The Woman was Distressed
As the man continued talking to the woman, I noticed she stood like a statue beside him, reciprocating neither words nor touch. When the congregation sat down again, the man all at once slid about five feet away from the woman to her left on the half-vacant pew. I felt her relief for an instant until he quickly motioned her to move over next to him. Of course, she’s not going to oblige him, I thought. She grabbed her car keys and began to get up. I thought, No! She sat back down determinedly. He kept beckoning. I watched her struggle, as she was perfectly positioned so that I, rather than anyone else around me, could not avoid observing the scene. She looked up to the large crucifix before us all with a tense, wearied, pleading face. I felt so sorry for her. What was going on? They had obviously come in different cars; each had a set of keys. I wanted to lean over the pew and tell her, YOU DON’T HAVE TO MOVE OVER. You can stay where you are!
The woman bowed her head, drew up two fists on her lap, and beat them quietly against her thighs. Surrender came too quickly, and she got up, almost dutifully, and moved next to the man. By now, my heart was pumping with frustration and anxiety. As for the Mass, I knew there was no use trying to further focus my attention to catch all of what Father was saying, or to listen with attentiveness to the prayers of the Liturgy. My main focus and sympathy were now with the poor woman in the next pew, whose plight I could only guess at. I desperately wanted to help in some way, and was convicted that I should, but felt at such a loss as to how.
At the end of the Eucharistic Prayer, the woman remained kneeling with her hands covering her face, as she had done on and off throughout the Mass, that, for me, was speeding by, with God offering no immediate solutions to the entrapment in which she seemingly was involved. Then, slowly, as if forcing herself up, the woman limply joined her left hand with the man’s right as if expected to do so, for the recitation of the Our Father, already in progress. My heart sank as I watched her distraught features directed upward in supplication toward Christ on the cross before her, where I also locked my eyes at that point and pleaded with Jesus, Please help her, Jesus! Please help her, Jesus! over and over, as I could think of nothing else to do.
The Power of Prayer

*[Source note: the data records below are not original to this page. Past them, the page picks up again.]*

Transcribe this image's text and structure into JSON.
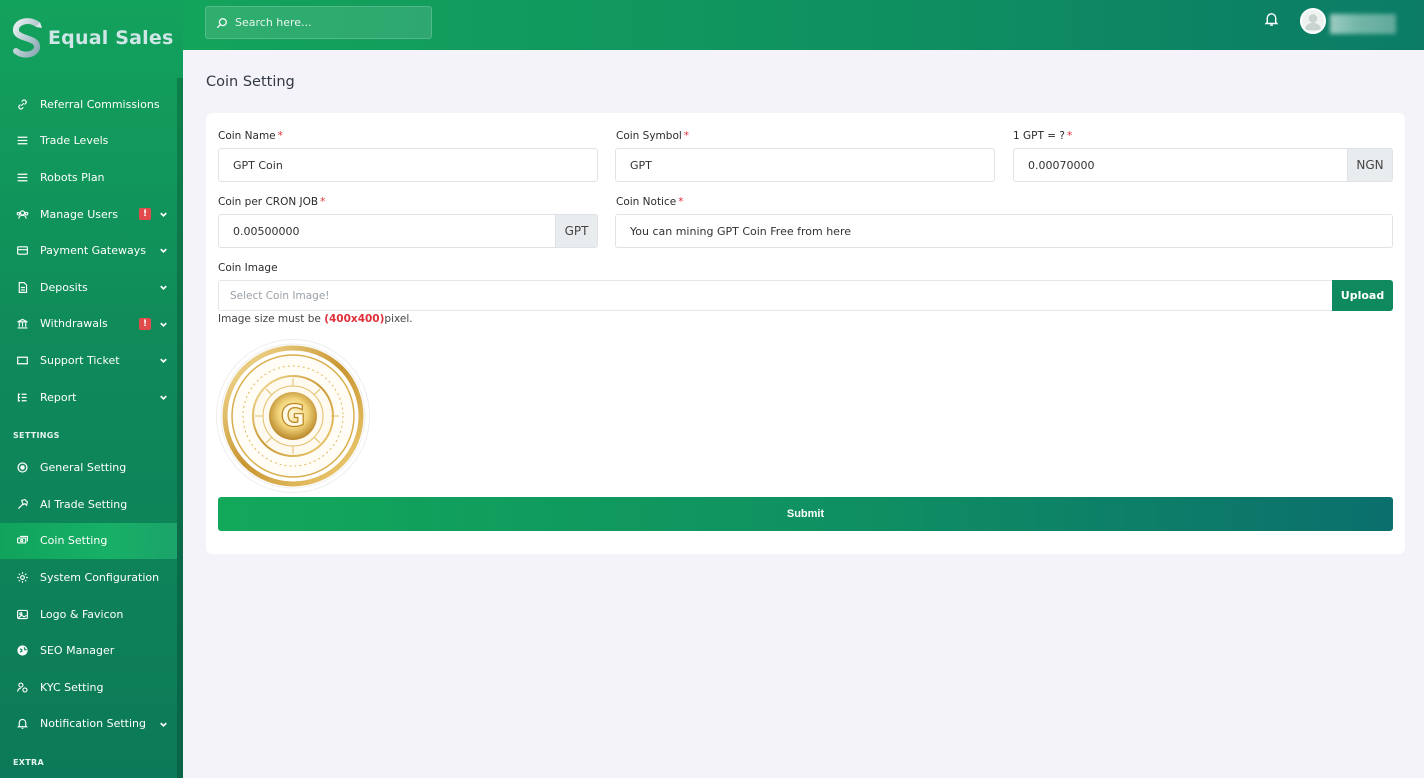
{
  "brand": {
    "name": "Equal Sales"
  },
  "topbar": {
    "search_placeholder": "Search here..."
  },
  "sidebar": {
    "items": [
      {
        "label": "Referral Commissions",
        "icon": "link-icon"
      },
      {
        "label": "Trade Levels",
        "icon": "menu-lines-icon"
      },
      {
        "label": "Robots Plan",
        "icon": "menu-lines-icon"
      },
      {
        "label": "Manage Users",
        "icon": "users-icon",
        "badge": "!",
        "expandable": true
      },
      {
        "label": "Payment Gateways",
        "icon": "card-icon",
        "expandable": true
      },
      {
        "label": "Deposits",
        "icon": "deposit-icon",
        "expandable": true
      },
      {
        "label": "Withdrawals",
        "icon": "bank-icon",
        "badge": "!",
        "expandable": true
      },
      {
        "label": "Support Ticket",
        "icon": "ticket-icon",
        "expandable": true
      },
      {
        "label": "Report",
        "icon": "list-icon",
        "expandable": true
      }
    ],
    "settings_section": "SETTINGS",
    "settings_items": [
      {
        "label": "General Setting",
        "icon": "gear-icon"
      },
      {
        "label": "AI Trade Setting",
        "icon": "hammer-icon"
      },
      {
        "label": "Coin Setting",
        "icon": "coins-icon",
        "active": true
      },
      {
        "label": "System Configuration",
        "icon": "cog-icon"
      },
      {
        "label": "Logo & Favicon",
        "icon": "image-icon"
      },
      {
        "label": "SEO Manager",
        "icon": "globe-icon"
      },
      {
        "label": "KYC Setting",
        "icon": "user-check-icon"
      },
      {
        "label": "Notification Setting",
        "icon": "bell-icon",
        "expandable": true
      }
    ],
    "extra_section": "EXTRA"
  },
  "page": {
    "title": "Coin Setting"
  },
  "form": {
    "coin_name": {
      "label": "Coin Name",
      "value": "GPT Coin"
    },
    "coin_symbol": {
      "label": "Coin Symbol",
      "value": "GPT"
    },
    "rate": {
      "label": "1 GPT = ?",
      "value": "0.00070000",
      "addon": "NGN"
    },
    "coin_per_cron": {
      "label": "Coin per CRON JOB",
      "value": "0.00500000",
      "addon": "GPT"
    },
    "coin_notice": {
      "label": "Coin Notice",
      "value": "You can mining GPT Coin Free from here"
    },
    "coin_image": {
      "label": "Coin Image",
      "placeholder": "Select Coin Image!",
      "upload_label": "Upload"
    },
    "hint_prefix": "Image size must be ",
    "hint_size": "(400x400)",
    "hint_suffix": "pixel.",
    "submit_label": "Submit"
  },
  "colors": {
    "accent": "#0e8a5e",
    "required": "#e0303a"
  }
}
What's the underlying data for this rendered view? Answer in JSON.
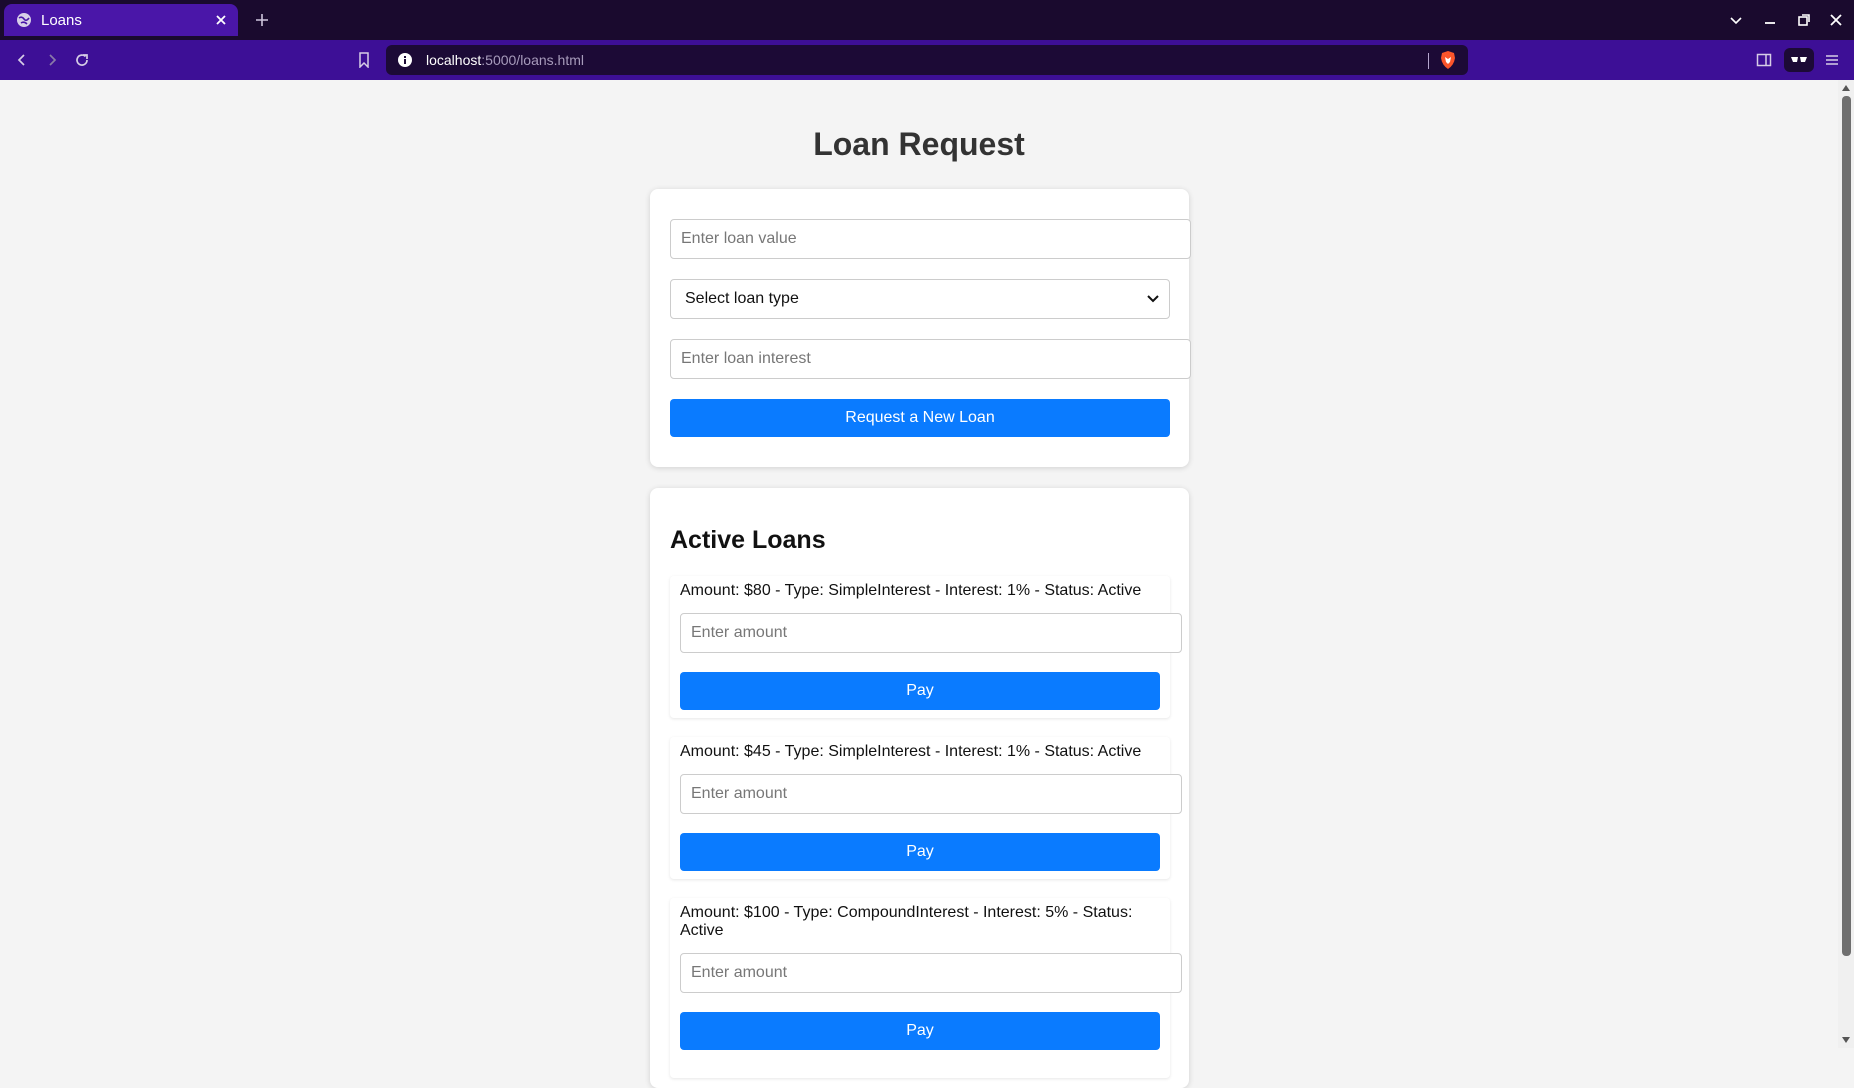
{
  "browser": {
    "tab_title": "Loans",
    "url_host": "localhost",
    "url_path": ":5000/loans.html"
  },
  "page": {
    "title": "Loan Request"
  },
  "form": {
    "loan_value_placeholder": "Enter loan value",
    "loan_type_selected": "Select loan type",
    "loan_interest_placeholder": "Enter loan interest",
    "submit_label": "Request a New Loan"
  },
  "active_loans": {
    "title": "Active Loans",
    "amount_placeholder": "Enter amount",
    "pay_label": "Pay",
    "items": [
      {
        "text": "Amount: $80 - Type: SimpleInterest - Interest: 1% - Status: Active"
      },
      {
        "text": "Amount: $45 - Type: SimpleInterest - Interest: 1% - Status: Active"
      },
      {
        "text": "Amount: $100 - Type: CompoundInterest - Interest: 5% - Status: Active"
      }
    ]
  },
  "colors": {
    "accent": "#0a7bff",
    "tab_active": "#4a16a8",
    "toolbar": "#3d0f96",
    "tabbar": "#1a0a2e",
    "page_bg": "#f4f4f4"
  }
}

I took advantage at the Sign of Peace to move toward the woman, avoiding the man who had been pestering her to tears the entire Mass, and hugged her, then whispered, “I’m praying for you!” With a furrowed brow and a weak smile that I could see up close now, she told me, “Thank you!” as sincerely as I have ever heard it said.
To my surprise, at the end of Mass, the man left the church without the woman at his side. She remained at prayer for a while before leaving, as the rest of us joined in the rosary.
When I got home, I told my sister about the episode and how I’d felt so helpless, unable to come up with anything significant to help the woman at the church. I told her that I felt God put me there on purpose that morning and that I had failed Him and the woman. I told her I was praying really, really hard for the woman, and my sister replied, “Sometimes that’s all God is asking of us: to pray really, really hard.” Then it all clicked and I knew my sister was right.
We underestimate the power of prayer, and overestimate, much of the time, our personal abilities to accomplish what is in God’s hands alone to accomplish. But He requires prayer of us always. Often the plight of others is well publicized, and hundreds, even thousands join in prayer for them. But sometimes, you or I may be the only one to witness a wrong, something you have no power over, except to pray.